Alison Croggon said...

...An afterthought: if we are to criticise companies for putting on unpaid work, this does highlight a dilemma. La Mama, the most productive company in Melbourne in terms of shows, obviously couldn't program the diversity and number of shows that it does if it paid everybody who performed there equity rates. Neither could Theatre Works, Fortyfive Downstairs, the Store Room, Red Stitch and many other venues and production houses that drive Melbourne's theatre scene. Should we be demanding that any funded company provide equity pay rates? Should artists withdraw their labour if they don't get paid properly? (You can do this in France, but I'm not sure that here anybody would notice).

Paying people properly means that less work gets shown. In 2009 B Sharp programmed 15 shows, the Malthouse programmed 5, including its three month residency for My Darling Patricia: the difference is clearly in the wages. If there weren't any independent scene, there wouldn't be a Tower season at the Malthouse, the Full Tilt gig at the Arts Centre or what appears at the MTC's Lawler Studio, because there would be nothing to put on. But all of it is subsidised by unpaid labour.

Just ruminating here. I don't see a solution.

Lucy Freeman said...

I don't see a solution either and agree that the old cv would be pretty thin if it were not for staging shows at La Mama and in supported venue initiatives such as those offered at The Store Room and Theatreworks.

A small adjustment to one aspect of the 'system' (that will not change the world but might help few artists out financially) might be to increase awareness of the need to value artist remunerations in small to medium funding schemes.

For example, I don't know if others have experienced this lately, but I am observing a tendency for local government arts / cultural support schemes to fund the venue component of projects and deny the artist payment component. When the financial support received from a council is used to pay costs to a venue within the municipality- money never actually changes hands.

This may be a small gripe, but it another example of how tax-payer funded assistance ENABLES creative work, without necessarily subsidising the artist contribution.

However, I totally understand the points made here about needing to value any schemes that assist the staging of independent work, for without them where would we be?


Alison Croggon said...

That local government policy sounds like a bit of creative accounting - a kind of Clayton's arts budget!

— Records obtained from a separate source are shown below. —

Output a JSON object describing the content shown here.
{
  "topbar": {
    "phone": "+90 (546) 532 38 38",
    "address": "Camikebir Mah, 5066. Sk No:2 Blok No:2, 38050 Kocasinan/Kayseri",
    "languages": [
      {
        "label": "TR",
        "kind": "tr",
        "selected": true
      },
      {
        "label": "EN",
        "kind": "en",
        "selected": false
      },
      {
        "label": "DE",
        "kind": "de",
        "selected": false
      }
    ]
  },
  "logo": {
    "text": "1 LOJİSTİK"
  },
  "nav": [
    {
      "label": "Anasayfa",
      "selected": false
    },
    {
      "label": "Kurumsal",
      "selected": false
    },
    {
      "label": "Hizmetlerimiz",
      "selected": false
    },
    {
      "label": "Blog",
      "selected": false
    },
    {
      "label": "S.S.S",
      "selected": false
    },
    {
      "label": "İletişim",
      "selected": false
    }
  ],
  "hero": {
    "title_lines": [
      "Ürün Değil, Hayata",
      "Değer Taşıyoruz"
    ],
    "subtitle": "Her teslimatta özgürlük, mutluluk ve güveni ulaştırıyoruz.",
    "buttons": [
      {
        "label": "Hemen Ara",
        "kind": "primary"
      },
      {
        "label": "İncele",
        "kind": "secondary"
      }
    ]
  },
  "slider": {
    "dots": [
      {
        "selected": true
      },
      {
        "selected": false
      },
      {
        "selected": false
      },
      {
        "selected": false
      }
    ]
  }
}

This whole issue is about valuing the work of artists full-stop. Like everything else, it's complex. But it would be nice if authorities took that work as seriously as, say, accounting.